Peter Cohan on how Steve Jobs got AT&T to share revenue for the iPhone:

Aggarwal was impressed by the way Jobs was willing to take a risk to realize his vision. “In one meeting in the conference room with Jobs, he was annoyed that AT&T was spending too much time worrying about the risks of the deal. So he said, ‘You know what we should do to stop them from complaining? We should write AT&T a check for $1 billion and if the deal doesn’t work out, they can keep the money. Let’s give them the $1 billion [Apple had $5 billion in cash at the time] and shut them the hell up,’” Aggarwal recounted.

That’s one way to do it.

[via Daring Fireball]

David Carr spoke with law professor Susan Crawford about her new book about the telecom industry:

In a recent conversation, she explained that wired and wireless connections, building blocks of modern life, are now essentially controlled by four companies. Comcast and Time Warner have a complete lock on broadband in the markets they control, covering some 50 million American homes, while Verizon and AT&T own 64 percent of cellphone service. Don’t get her started on the Comcast-NBCUniversal merger unless you have some time on your hands.

“They have acted in parallel to exclude competitors and used every lever they had to gain control over their markets. My whole book is essentially an argument to buy stock in cable companies,” she said with a laugh.

Her main argument is not that these giant companies are evil, but rather that they’ve perfected the art of dominating their industries, with the government doing little to stop it — which is ultimately going to hurt us all.
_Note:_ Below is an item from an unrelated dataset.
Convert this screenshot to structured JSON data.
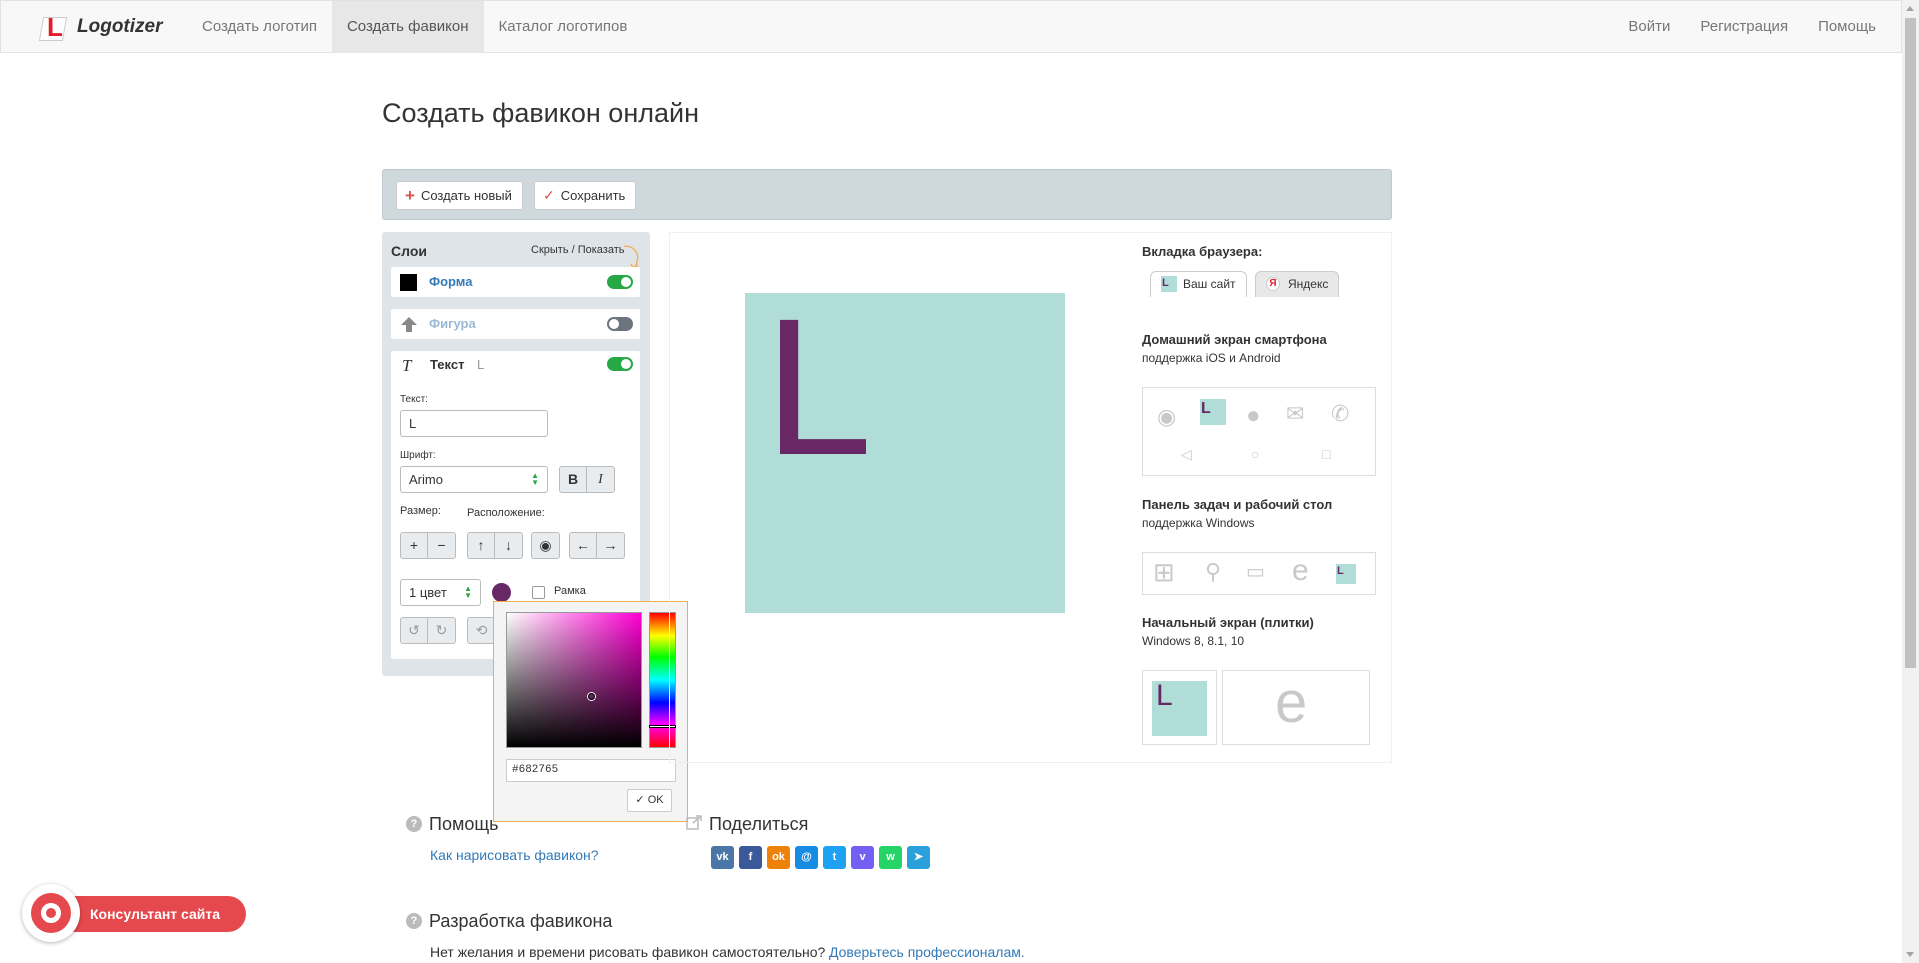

Steve Kovach for Business Insider:

That means (if we’re being conservative) at least 80% of all smartphones sold through AT&T, the second largest carrier in the U.S., were iPhones. The rest were Android, Windows Phone, BlackBerry, or whatever else is out there.
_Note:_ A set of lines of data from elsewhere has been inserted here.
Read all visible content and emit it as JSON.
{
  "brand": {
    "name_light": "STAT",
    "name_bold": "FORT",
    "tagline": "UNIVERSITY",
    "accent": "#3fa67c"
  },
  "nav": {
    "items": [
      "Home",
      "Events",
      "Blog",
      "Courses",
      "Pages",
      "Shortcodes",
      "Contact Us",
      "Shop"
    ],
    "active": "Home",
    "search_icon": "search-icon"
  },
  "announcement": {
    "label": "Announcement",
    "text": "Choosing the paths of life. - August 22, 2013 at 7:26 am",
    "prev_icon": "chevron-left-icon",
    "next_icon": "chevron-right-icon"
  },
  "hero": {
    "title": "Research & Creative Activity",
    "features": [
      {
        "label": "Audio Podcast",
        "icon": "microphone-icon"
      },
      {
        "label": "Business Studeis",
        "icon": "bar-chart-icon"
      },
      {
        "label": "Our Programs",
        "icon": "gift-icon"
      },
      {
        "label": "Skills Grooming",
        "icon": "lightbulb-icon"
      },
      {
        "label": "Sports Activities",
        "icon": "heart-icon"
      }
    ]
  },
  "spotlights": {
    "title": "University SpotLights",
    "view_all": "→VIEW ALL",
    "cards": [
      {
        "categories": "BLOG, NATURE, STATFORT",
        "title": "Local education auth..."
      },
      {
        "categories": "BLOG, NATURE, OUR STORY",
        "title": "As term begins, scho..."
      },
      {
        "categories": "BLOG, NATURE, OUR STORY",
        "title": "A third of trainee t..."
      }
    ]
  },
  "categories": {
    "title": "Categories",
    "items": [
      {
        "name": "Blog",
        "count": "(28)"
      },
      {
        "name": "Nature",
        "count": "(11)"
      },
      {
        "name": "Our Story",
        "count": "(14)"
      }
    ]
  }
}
Now let’s look at Verizon’s earnings last earnings report for the same quarter. Verizon, the largest carrier in the U.S., sold 6.2 million iPhones out of a total of 9.8 million smartphones. That means the iPhone made up 63% of Verizon’s smartphone sales.
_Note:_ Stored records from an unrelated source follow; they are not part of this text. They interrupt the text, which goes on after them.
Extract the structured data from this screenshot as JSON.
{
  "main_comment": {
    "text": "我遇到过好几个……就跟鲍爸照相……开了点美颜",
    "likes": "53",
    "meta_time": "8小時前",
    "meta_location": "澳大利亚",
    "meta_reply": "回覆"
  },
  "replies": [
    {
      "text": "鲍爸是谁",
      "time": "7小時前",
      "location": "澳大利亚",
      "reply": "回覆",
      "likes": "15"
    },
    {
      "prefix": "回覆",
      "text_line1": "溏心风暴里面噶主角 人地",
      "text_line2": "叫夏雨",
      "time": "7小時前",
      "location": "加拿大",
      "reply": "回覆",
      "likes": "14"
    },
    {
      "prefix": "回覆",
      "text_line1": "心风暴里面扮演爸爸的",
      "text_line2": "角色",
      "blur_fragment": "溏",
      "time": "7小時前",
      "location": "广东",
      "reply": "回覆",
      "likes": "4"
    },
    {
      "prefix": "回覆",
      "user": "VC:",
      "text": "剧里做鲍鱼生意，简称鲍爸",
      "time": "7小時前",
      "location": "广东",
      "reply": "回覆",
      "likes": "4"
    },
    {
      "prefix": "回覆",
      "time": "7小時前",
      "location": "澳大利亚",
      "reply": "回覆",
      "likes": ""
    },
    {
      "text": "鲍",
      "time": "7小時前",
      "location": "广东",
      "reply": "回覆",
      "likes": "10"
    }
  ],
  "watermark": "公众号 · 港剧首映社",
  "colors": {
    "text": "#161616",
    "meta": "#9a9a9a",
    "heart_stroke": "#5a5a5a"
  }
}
This is not some survey of a few thousand people. This is not data extrapolated from ad impressions across a vague number of devices. This is sales data. It does not lie. On the two largest carriers in the U.S., the iPhone dominated last quarter.

You can argue about whether that’s important or not. But clearly, when Apple launches a new iPhone in the U.S., it sells a lot of new iPhones — even more than the plethora of Android options combined. (A trend which has continued for a few years now.) Which suggests one of two things:

1) People buy an insane amount of iPhones in the U.S. because of the subsidy model. Verizon and AT&T (and now Sprint, and it looks like T-Mobile soon as well) allow you to get one for $299, $199, $99, or free. Those price points matter a lot, and they would matter in other countries as well.

2) The U.S. market is just different. For some reason, consumers in the U.S. want iPhones even when those in other countries do not as much.

If the first point is indeed the case, it’s a hell of argument for a lower priced phone without subsidy. It’s suggests that it’s not that people don’t want iPhones, it’s that they want new iPhones at good prices.

The data is also a pretty good argument as to why Apple may want to speed up the release cycle of new iPhones. (Though such a move would undoubtedly dampen the yearly “bulge” in sales.)

Jordan Golson for MacRumors:

AT&T announced today that it is planning to allow any customer “with an LTE device” on a “tiered data plan” to use iOS 6’s FaceTime over Cellular feature. Previously, only customers with a Mobile Share plan could use the feature.

Either you believe AT&T that the delay in rolling this out to more (but not all) customers was the result of engineering challenges — or — you look at the history of the company and realize they’re likely only doing this because the government immediately started looking it as a net neutrality violation.

Strange how Verizon was on board with FaceTime over cellular (and not just LTE either) from day one without these engineering challenges. Maybe AT&T would do better to just say that Verizon has the far superior network?